┌──
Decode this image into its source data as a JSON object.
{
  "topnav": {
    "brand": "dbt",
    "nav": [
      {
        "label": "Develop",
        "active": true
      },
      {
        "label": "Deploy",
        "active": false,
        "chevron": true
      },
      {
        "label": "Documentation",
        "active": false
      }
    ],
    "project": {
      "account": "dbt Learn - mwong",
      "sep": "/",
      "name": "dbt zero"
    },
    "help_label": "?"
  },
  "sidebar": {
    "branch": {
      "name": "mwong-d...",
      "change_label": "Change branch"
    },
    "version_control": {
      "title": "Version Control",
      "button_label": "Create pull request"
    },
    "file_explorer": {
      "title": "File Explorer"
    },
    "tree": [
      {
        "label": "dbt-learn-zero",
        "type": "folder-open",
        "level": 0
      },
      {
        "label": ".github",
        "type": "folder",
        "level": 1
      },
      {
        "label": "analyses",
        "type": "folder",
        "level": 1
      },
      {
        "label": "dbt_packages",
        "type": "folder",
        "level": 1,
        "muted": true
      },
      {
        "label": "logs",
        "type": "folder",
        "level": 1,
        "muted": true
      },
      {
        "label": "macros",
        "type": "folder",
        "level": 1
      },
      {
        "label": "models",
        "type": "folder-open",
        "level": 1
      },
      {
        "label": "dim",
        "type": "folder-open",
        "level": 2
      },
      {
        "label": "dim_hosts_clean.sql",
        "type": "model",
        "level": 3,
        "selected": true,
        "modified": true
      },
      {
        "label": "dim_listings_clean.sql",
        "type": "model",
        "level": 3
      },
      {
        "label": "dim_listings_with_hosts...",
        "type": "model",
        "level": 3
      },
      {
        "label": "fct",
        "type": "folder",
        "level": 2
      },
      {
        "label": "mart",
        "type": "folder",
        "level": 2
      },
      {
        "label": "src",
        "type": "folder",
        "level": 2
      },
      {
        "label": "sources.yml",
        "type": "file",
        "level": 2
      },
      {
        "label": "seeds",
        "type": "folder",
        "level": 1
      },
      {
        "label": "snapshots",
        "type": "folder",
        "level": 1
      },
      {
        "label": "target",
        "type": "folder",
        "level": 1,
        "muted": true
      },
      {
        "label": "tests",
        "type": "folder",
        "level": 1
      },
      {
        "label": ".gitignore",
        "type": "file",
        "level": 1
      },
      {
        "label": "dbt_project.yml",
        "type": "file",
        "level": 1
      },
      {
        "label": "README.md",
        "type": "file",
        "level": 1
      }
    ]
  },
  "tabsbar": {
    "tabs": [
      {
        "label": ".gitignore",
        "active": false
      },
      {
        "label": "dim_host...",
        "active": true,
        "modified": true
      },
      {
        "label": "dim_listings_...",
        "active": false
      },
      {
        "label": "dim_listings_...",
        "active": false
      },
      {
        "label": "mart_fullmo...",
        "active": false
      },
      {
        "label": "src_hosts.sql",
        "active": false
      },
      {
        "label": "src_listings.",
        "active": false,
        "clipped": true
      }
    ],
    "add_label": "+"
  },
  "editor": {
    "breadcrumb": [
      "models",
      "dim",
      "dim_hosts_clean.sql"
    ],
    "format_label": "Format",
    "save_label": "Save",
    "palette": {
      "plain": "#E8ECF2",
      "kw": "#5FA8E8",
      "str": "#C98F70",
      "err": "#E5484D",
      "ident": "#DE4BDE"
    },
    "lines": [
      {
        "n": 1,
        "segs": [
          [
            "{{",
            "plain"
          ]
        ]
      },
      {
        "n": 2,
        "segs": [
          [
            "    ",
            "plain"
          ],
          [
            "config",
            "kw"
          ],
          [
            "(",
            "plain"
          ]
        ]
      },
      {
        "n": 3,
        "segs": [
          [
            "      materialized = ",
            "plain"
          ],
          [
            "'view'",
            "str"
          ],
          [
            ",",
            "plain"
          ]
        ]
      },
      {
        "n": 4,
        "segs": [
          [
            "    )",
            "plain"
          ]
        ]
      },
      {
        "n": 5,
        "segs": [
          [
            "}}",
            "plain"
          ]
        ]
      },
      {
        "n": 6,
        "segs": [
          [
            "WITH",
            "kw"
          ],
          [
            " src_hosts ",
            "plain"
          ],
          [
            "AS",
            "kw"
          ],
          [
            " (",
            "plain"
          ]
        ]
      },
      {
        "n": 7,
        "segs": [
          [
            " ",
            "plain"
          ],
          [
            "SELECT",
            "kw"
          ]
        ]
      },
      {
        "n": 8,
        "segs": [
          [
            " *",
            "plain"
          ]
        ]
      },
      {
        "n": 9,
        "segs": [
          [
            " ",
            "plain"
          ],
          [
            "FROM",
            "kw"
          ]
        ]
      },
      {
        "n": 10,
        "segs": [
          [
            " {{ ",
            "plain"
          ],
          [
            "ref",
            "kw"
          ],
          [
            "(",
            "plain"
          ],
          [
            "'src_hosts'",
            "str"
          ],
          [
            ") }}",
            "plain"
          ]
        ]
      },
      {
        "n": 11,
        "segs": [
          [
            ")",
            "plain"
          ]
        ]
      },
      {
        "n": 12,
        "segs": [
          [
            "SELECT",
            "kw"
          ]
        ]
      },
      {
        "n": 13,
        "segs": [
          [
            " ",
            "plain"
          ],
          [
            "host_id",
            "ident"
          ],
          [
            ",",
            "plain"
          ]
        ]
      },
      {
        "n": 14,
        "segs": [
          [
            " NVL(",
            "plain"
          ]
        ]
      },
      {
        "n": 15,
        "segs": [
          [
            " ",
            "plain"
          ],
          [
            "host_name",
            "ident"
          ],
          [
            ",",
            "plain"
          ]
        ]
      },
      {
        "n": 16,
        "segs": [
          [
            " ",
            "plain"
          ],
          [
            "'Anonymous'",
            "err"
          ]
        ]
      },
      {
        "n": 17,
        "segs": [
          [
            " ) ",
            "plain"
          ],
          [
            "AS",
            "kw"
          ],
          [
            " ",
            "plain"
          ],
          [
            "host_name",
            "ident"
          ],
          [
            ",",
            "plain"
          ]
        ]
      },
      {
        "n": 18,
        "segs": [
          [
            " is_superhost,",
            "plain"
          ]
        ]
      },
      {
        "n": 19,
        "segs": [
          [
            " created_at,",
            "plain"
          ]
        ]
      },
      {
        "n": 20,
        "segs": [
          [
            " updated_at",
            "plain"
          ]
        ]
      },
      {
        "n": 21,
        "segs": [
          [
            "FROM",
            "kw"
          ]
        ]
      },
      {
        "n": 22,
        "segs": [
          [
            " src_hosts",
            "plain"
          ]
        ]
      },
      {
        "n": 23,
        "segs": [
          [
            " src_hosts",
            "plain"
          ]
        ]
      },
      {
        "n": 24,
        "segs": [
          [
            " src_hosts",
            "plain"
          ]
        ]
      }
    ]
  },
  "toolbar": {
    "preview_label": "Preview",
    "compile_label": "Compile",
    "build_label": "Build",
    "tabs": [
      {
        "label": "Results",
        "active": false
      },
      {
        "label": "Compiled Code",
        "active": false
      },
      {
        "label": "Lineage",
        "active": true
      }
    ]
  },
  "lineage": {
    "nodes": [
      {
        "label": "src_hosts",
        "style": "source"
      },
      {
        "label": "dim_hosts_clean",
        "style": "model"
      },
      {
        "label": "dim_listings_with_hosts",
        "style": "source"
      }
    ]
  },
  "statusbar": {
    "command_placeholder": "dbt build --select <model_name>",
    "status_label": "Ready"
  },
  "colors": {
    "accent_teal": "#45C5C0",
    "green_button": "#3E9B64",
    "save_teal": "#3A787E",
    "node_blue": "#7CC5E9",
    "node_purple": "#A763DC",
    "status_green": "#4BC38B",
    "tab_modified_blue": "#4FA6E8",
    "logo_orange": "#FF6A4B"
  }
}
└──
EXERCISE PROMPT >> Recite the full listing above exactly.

RESULT FOR THIS EXERCISE >>
Decode this image into its source data as a JSON object.
{
  "topnav": {
    "brand": "dbt",
    "nav": [
      {
        "label": "Develop",
        "active": true
      },
      {
        "label": "Deploy",
        "active": false,
        "chevron": true
      },
      {
        "label": "Documentation",
        "active": false
      }
    ],
    "project": {
      "account": "dbt Learn - mwong",
      "sep": "/",
      "name": "dbt zero"
    },
    "help_label": "?"
  },
  "sidebar": {
    "branch": {
      "name": "mwong-d...",
      "change_label": "Change branch"
    },
    "version_control": {
      "title": "Version Control",
      "button_label": "Create pull request"
    },
    "file_explorer": {
      "title": "File Explorer"
    },
    "tree": [
      {
        "label": "dbt-learn-zero",
        "type": "folder-open",
        "level": 0
      },
      {
        "label": ".github",
        "type": "folder",
        "level": 1
      },
      {
        "label": "analyses",
        "type": "folder",
        "level": 1
      },
      {
        "label": "dbt_packages",
        "type": "folder",
        "level": 1,
        "muted": true
      },
      {
        "label": "logs",
        "type": "folder",
        "level": 1,
        "muted": true
      },
      {
        "label": "macros",
        "type": "folder",
        "level": 1
      },
      {
        "label": "models",
        "type": "folder-open",
        "level": 1
      },
      {
        "label": "dim",
        "type": "folder-open",
        "level": 2
      },
      {
        "label": "dim_hosts_clean.sql",
        "type": "model",
        "level": 3,
        "selected": true,
        "modified": true
      },
      {
        "label": "dim_listings_clean.sql",
        "type": "model",
        "level": 3
      },
      {
        "label": "dim_listings_with_hosts...",
        "type": "model",
        "level": 3
      },
      {
        "label": "fct",
        "type": "folder",
        "level": 2
      },
      {
        "label": "mart",
        "type": "folder",
        "level": 2
      },
      {
        "label": "src",
        "type": "folder",
        "level": 2
      },
      {
        "label": "sources.yml",
        "type": "file",
        "level": 2
      },
      {
        "label": "seeds",
        "type": "folder",
        "level": 1
      },
      {
        "label": "snapshots",
        "type": "folder",
        "level": 1
      },
      {
        "label": "target",
        "type": "folder",
        "level": 1,
        "muted": true
      },
      {
        "label": "tests",
        "type": "folder",
        "level": 1
      },
      {
        "label": ".gitignore",
        "type": "file",
        "level": 1
      },
      {
        "label": "dbt_project.yml",
        "type": "file",
        "level": 1
      },
      {
        "label": "README.md",
        "type": "file",
        "level": 1
      }
    ]
  },
  "tabsbar": {
    "tabs": [
      {
        "label": ".gitignore",
        "active": false
      },
      {
        "label": "dim_host...",
        "active": true,
        "modified": true
      },
      {
        "label": "dim_listings_...",
        "active": false
      },
      {
        "label": "dim_listings_...",
        "active": false
      },
      {
        "label": "mart_fullmo...",
        "active": false
      },
      {
        "label": "src_hosts.sql",
        "active": false
      },
      {
        "label": "src_listings.",
        "active": false,
        "clipped": true
      }
    ],
    "add_label": "+"
  },
  "editor": {
    "breadcrumb": [
      "models",
      "dim",
      "dim_hosts_clean.sql"
    ],
    "format_label": "Format",
    "save_label": "Save",
    "palette": {
      "plain": "#E8ECF2",
      "kw": "#5FA8E8",
      "str": "#C98F70",
      "err": "#E5484D",
      "ident": "#DE4BDE"
    },
    "lines": [
      {
        "n": 1,
        "segs": [
          [
            "{{",
            "plain"
          ]
        ]
      },
      {
        "n": 2,
        "segs": [
          [
            "    ",
            "plain"
          ],
          [
            "config",
            "kw"
          ],
          [
            "(",
            "plain"
          ]
        ]
      },
      {
        "n": 3,
        "segs": [
          [
            "      materialized = ",
            "plain"
          ],
          [
            "'view'",
            "str"
          ],
          [
            ",",
            "plain"
          ]
        ]
      },
      {
        "n": 4,
        "segs": [
          [
            "    )",
            "plain"
          ]
        ]
      },
      {
        "n": 5,
        "segs": [
          [
            "}}",
            "plain"
          ]
        ]
      },
      {
        "n": 6,
        "segs": [
          [
            "WITH",
            "kw"
          ],
          [
            " src_hosts ",
            "plain"
          ],
          [
            "AS",
            "kw"
          ],
          [
            " (",
            "plain"
          ]
        ]
      },
      {
        "n": 7,
        "segs": [
          [
            " ",
            "plain"
          ],
          [
            "SELECT",
            "kw"
          ]
        ]
      },
      {
        "n": 8,
        "segs": [
          [
            " *",
            "plain"
          ]
        ]
      },
      {
        "n": 9,
        "segs": [
          [
            " ",
            "plain"
          ],
          [
            "FROM",
            "kw"
          ]
        ]
      },
      {
        "n": 10,
        "segs": [
          [
            " {{ ",
            "plain"
          ],
          [
            "ref",
            "kw"
          ],
          [
            "(",
            "plain"
          ],
          [
            "'src_hosts'",
            "str"
          ],
          [
            ") }}",
            "plain"
          ]
        ]
      },
      {
        "n": 11,
        "segs": [
          [
            ")",
            "plain"
          ]
        ]
      },
      {
        "n": 12,
        "segs": [
          [
            "SELECT",
            "kw"
          ]
        ]
      },
      {
        "n": 13,
        "segs": [
          [
            " ",
            "plain"
          ],
          [
            "host_id",
            "ident"
          ],
          [
            ",",
            "plain"
          ]
        ]
      },
      {
        "n": 14,
        "segs": [
          [
            " NVL(",
            "plain"
          ]
        ]
      },
      {
        "n": 15,
        "segs": [
          [
            " ",
            "plain"
          ],
          [
            "host_name",
            "ident"
          ],
          [
            ",",
            "plain"
          ]
        ]
      },
      {
        "n": 16,
        "segs": [
          [
            " ",
            "plain"
          ],
          [
            "'Anonymous'",
            "err"
          ]
        ]
      },
      {
        "n": 17,
        "segs": [
          [
            " ) ",
            "plain"
          ],
          [
            "AS",
            "kw"
          ],
          [
            " ",
            "plain"
          ],
          [
            "host_name",
            "ident"
          ],
          [
            ",",
            "plain"
          ]
        ]
      },
      {
        "n": 18,
        "segs": [
          [
            " is_superhost,",
            "plain"
          ]
        ]
      },
      {
        "n": 19,
        "segs": [
          [
            " created_at,",
            "plain"
          ]
        ]
      },
      {
        "n": 20,
        "segs": [
          [
            " updated_at",
            "plain"
          ]
        ]
      },
      {
        "n": 21,
        "segs": [
          [
            "FROM",
            "kw"
          ]
        ]
      },
      {
        "n": 22,
        "segs": [
          [
            " src_hosts",
            "plain"
          ]
        ]
      },
      {
        "n": 23,
        "segs": [
          [
            " src_hosts",
            "plain"
          ]
        ]
      },
      {
        "n": 24,
        "segs": [
          [
            " src_hosts",
            "plain"
          ]
        ]
      }
    ]
  },
  "toolbar": {
    "preview_label": "Preview",
    "compile_label": "Compile",
    "build_label": "Build",
    "tabs": [
      {
        "label": "Results",
        "active": false
      },
      {
        "label": "Compiled Code",
        "active": false
      },
      {
        "label": "Lineage",
        "active": true
      }
    ]
  },
  "lineage": {
    "nodes": [
      {
        "label": "src_hosts",
        "style": "source"
      },
      {
        "label": "dim_hosts_clean",
        "style": "model"
      },
      {
        "label": "dim_listings_with_hosts",
        "style": "source"
      }
    ]
  },
  "statusbar": {
    "command_placeholder": "dbt build --select <model_name>",
    "status_label": "Ready"
  },
  "colors": {
    "accent_teal": "#45C5C0",
    "green_button": "#3E9B64",
    "save_teal": "#3A787E",
    "node_blue": "#7CC5E9",
    "node_purple": "#A763DC",
    "status_green": "#4BC38B",
    "tab_modified_blue": "#4FA6E8",
    "logo_orange": "#FF6A4B"
  }
}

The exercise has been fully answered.